Iraq's cabinet has approved a contingency plan to increase the country's options for exporting oil after Iran threatened to close the Strait of Hormuz.
China's ministry of transport and the National Development Reform Commission had held special meetings on ways to help shipping companies secure insurance, including nominating an insurer to cover oil shipments from Iran once sanctions took effect. AP Photo / Eugene Hoshiko
The bulk of Iraq's crude reaches the world market via the Basra export hub in the south of the country, where oil is loaded on to tankers and shipped though the strait.
But Iraq also has a pipeline running from Kirkuk in the north through Syria to the port of Ceyhan on the Turkish Mediterranean coast that could be developed.
"Short and mid-term plans will be through boosting crude pumping and upgrading export capacity via Ceyhan port in Turkey.
"Also to increase the number of trucks that are shipping crude," Ali Al Dabbagh, a government spokesman, said on Sunday.
Angered by Iran's refusal to abandon its nuclear programme, the United States and the European Union have hit Tehran with a new round of sanctions aimed at choking the country's oil trade, along with an embargo on Iranian crude sold into Europe.
Tehran responded with threats to block the strait, through which 30 per cent of global crude is transported.
Iraq, the third-largest Opec producer, last month sent about 1.7 million barrels per day (bpd) of its approximately 2 million bpd export through Basra.
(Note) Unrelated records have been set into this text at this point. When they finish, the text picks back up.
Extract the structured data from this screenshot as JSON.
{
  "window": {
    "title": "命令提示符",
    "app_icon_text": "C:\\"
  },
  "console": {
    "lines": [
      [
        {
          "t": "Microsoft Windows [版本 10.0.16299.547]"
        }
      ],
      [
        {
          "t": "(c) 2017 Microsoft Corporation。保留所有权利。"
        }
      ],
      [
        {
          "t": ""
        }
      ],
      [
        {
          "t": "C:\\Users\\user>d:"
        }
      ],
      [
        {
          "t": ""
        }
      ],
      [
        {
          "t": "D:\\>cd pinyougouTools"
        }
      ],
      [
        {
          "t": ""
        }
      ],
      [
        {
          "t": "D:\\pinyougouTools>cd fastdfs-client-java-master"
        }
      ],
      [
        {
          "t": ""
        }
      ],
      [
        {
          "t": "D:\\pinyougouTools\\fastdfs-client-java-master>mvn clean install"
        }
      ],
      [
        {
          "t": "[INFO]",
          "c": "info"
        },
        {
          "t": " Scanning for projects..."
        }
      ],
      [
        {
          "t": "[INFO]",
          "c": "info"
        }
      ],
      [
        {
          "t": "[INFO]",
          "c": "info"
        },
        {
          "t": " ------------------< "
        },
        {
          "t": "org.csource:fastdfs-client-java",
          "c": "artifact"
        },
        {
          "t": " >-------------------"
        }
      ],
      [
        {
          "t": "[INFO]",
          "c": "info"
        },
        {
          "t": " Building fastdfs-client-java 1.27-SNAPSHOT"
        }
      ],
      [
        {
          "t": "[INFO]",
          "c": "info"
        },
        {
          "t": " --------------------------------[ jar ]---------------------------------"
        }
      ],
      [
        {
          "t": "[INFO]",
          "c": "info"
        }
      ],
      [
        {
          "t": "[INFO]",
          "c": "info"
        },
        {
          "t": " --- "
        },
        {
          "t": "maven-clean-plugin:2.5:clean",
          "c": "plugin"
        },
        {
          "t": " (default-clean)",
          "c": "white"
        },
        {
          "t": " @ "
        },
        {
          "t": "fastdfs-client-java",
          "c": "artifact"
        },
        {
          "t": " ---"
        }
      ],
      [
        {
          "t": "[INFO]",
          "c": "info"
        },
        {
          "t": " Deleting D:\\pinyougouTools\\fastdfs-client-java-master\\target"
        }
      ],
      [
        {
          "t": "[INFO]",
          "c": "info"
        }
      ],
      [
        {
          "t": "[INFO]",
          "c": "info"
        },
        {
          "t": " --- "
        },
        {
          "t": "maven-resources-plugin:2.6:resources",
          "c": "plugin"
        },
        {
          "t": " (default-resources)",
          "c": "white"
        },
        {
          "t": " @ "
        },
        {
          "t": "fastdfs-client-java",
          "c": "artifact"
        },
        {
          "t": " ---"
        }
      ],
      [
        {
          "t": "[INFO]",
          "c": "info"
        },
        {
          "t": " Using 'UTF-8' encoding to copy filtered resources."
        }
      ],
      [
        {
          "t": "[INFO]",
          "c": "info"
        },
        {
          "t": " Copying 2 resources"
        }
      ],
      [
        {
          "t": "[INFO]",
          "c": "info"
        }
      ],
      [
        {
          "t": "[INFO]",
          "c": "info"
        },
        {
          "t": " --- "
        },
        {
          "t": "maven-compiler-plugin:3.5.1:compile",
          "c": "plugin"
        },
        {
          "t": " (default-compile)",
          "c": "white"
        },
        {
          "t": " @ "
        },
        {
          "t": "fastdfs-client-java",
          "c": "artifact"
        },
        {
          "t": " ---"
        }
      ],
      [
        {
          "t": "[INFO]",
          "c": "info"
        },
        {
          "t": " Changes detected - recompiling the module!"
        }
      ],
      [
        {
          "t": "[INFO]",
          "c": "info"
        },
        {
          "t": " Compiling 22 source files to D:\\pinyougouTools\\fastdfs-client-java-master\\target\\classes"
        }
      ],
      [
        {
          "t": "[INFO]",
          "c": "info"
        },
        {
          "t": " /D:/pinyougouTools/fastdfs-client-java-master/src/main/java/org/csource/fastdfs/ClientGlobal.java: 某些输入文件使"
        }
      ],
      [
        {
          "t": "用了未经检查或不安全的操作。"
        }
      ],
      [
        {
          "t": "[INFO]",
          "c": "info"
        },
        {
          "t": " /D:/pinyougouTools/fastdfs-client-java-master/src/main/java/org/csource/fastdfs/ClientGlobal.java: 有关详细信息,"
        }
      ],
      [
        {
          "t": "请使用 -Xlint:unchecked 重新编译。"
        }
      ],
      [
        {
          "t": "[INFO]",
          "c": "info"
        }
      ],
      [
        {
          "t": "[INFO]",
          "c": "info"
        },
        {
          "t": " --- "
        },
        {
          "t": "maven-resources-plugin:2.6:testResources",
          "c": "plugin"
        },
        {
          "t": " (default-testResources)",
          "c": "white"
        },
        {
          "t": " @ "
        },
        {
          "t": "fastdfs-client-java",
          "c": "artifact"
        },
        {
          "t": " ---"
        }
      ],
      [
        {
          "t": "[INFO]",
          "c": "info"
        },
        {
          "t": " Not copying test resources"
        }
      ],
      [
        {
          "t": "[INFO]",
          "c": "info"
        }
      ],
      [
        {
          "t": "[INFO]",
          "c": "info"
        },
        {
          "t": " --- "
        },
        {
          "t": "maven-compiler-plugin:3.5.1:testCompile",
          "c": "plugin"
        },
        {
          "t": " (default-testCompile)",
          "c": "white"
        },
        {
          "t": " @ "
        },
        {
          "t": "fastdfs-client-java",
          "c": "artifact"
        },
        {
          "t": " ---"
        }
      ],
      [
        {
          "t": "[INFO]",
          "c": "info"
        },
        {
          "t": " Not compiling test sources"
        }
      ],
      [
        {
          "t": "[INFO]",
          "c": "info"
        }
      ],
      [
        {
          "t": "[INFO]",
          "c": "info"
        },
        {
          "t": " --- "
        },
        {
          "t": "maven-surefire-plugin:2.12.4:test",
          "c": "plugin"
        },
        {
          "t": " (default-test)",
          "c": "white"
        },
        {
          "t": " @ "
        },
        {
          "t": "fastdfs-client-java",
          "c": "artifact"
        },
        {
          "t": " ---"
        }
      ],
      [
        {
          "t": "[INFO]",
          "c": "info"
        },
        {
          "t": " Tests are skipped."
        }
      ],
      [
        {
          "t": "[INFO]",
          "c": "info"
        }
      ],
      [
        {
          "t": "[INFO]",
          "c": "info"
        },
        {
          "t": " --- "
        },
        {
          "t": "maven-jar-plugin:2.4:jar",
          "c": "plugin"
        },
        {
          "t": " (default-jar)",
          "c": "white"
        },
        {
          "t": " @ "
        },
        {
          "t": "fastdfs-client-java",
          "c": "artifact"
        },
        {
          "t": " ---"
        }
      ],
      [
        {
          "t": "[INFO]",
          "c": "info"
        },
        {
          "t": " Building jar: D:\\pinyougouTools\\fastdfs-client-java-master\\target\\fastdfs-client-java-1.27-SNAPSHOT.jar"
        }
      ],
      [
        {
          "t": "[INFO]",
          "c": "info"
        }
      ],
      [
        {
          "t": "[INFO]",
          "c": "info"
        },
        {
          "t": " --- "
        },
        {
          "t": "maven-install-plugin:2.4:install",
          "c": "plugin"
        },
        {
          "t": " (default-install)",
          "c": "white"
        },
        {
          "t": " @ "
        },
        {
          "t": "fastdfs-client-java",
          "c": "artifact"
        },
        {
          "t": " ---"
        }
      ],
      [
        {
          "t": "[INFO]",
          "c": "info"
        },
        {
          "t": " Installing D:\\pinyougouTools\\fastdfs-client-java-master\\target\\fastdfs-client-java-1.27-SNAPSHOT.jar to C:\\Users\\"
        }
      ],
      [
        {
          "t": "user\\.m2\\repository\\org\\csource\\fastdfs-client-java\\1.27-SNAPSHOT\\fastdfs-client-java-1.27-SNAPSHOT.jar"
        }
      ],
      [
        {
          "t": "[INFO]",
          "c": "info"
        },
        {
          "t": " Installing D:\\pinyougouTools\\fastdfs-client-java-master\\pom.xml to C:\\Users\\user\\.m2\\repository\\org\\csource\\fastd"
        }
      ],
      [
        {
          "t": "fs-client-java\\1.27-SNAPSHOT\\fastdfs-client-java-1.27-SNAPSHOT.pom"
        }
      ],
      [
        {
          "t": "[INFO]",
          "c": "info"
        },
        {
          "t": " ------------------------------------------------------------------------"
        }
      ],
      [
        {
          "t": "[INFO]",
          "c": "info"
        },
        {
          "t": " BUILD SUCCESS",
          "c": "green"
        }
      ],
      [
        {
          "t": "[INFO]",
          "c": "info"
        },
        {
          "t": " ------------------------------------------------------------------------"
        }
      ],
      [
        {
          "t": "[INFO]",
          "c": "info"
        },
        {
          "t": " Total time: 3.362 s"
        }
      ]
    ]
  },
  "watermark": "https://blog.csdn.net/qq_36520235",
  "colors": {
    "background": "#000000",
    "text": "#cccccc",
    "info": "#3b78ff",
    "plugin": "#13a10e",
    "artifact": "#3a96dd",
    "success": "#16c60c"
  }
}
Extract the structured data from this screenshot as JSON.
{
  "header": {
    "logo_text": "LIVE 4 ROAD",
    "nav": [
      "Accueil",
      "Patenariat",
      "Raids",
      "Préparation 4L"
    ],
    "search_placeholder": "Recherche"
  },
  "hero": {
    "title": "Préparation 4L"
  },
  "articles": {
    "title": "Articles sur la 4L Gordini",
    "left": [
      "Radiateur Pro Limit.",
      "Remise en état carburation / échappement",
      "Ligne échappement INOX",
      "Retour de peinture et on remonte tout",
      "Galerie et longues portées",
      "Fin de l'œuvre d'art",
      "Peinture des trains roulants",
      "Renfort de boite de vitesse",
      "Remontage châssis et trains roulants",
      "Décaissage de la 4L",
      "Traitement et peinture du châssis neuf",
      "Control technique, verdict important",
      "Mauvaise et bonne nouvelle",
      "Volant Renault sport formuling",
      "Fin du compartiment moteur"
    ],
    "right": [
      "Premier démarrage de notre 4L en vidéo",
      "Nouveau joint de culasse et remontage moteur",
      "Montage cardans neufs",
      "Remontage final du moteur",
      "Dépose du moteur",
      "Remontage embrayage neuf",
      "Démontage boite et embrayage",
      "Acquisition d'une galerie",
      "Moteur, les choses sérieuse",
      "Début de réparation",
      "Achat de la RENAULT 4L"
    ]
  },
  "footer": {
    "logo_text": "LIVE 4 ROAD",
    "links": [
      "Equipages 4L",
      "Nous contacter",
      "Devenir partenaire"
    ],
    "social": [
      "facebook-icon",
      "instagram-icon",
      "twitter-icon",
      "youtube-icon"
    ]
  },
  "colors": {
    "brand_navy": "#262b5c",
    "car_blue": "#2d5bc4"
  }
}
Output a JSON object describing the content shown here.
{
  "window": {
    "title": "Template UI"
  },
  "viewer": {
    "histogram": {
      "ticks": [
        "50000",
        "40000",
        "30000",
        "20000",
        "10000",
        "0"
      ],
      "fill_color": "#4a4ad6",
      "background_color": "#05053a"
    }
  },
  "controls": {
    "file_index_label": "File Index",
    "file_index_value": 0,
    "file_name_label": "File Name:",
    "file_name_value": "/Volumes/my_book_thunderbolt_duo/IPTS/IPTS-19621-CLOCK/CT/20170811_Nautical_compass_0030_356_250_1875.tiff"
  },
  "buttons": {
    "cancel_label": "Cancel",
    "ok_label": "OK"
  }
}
The southern oilfields, which produce the bulk of the country's crude, would be connected to the existing Ceyhan pipeline under the contingency plan. To this effect, a pipeline that connected north and south before its destruction in the first Iraq war is being rebuilt.
"The oil ministry suggested accelerating work to complete building the north strategic pipeline and connect it to the Kirkuk-Ceyhan pipeline to export oil from Basra via Ceyhan port," Mr Dabbagh said.
A third of the 680-kilometre pipeline has already been completed, and the structure will be operational by next year, said a spokesman for the oil ministry.
The government is also considering resurrecting a pipeline connecting Iraq with Syria, and opening talks with Saudi Arabia to ship crude via the Red Sea port of Yanbu.
This month, the first of a series of offshore terminals near Basra became operational, boosting Iraq's export capacity in the south to 2.2 million bpd.
Also this month, Baghdad announced that Iraq's crude production had reached 3 million bpd.
Iraq is not the only country looking to bypass the strait.
The Abu Dhabi Crude Oil Pipeline, designed to deliver the emirate's onshore crude production to the emerging export terminal in Fujairah, is scheduled to become operational by June, Mohammed Al Hamili, the UAE Minister of Energy and the country's Opec governor, said in January. The pipeline, which is owned by International Petroleum Investment Company, was originally scheduled to come into service at the beginning of the year.